# AIM OF THE EXERCISE
Once a line is found to contain "factor", copy it out of the listing.
======== INFORMATION PROVIDED ========
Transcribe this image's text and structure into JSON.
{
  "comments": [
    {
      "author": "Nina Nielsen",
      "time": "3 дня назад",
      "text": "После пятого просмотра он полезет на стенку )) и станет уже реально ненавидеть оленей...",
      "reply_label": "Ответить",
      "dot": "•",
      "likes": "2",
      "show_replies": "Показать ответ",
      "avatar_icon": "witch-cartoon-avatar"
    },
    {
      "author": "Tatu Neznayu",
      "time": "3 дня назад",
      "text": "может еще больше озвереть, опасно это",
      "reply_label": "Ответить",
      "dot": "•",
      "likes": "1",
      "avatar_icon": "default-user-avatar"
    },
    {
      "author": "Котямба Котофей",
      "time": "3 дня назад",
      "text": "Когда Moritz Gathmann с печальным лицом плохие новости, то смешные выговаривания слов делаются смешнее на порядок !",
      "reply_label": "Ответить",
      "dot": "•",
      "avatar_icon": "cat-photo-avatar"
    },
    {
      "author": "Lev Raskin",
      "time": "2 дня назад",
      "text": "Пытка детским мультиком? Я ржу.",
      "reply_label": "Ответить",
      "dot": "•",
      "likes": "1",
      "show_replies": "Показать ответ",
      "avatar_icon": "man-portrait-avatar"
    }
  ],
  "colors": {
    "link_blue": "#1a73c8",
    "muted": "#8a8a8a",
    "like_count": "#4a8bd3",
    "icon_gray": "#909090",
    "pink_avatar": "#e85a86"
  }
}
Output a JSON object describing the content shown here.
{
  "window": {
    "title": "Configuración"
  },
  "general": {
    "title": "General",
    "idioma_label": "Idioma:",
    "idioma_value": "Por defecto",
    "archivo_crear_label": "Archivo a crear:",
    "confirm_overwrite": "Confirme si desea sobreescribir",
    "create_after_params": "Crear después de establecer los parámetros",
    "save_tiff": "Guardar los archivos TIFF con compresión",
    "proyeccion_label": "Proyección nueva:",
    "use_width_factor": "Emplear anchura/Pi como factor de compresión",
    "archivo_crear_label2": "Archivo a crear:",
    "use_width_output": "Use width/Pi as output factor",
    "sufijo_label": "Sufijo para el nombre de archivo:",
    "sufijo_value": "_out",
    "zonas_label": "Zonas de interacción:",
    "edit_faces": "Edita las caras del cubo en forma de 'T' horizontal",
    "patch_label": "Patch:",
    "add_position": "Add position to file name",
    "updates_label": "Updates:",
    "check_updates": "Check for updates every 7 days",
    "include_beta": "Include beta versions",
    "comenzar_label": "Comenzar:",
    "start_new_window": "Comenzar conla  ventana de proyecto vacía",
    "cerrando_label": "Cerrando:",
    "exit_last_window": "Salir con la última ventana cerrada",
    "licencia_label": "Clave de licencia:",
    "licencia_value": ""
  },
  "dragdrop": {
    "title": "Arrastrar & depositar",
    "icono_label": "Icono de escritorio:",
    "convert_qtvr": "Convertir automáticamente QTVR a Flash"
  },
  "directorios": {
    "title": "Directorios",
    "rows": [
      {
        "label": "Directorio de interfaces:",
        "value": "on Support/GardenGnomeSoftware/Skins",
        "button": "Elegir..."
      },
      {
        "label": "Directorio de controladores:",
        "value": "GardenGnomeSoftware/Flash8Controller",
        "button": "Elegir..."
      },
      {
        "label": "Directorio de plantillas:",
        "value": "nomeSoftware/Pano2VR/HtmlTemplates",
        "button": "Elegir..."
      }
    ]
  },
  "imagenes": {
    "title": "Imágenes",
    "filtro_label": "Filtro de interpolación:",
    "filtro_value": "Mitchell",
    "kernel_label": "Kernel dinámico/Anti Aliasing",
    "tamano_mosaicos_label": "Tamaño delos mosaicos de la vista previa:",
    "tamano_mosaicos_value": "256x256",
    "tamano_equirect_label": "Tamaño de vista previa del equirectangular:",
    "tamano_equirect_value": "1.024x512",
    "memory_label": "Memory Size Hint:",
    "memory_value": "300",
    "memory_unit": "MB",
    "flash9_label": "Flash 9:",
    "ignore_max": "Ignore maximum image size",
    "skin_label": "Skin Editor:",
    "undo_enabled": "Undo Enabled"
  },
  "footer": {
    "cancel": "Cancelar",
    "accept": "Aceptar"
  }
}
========
# COMPLETED TASK
    "use_width_factor": "Emplear anchura/Pi como factor de compresión",
    "use_width_output": "Use width/Pi as output factor",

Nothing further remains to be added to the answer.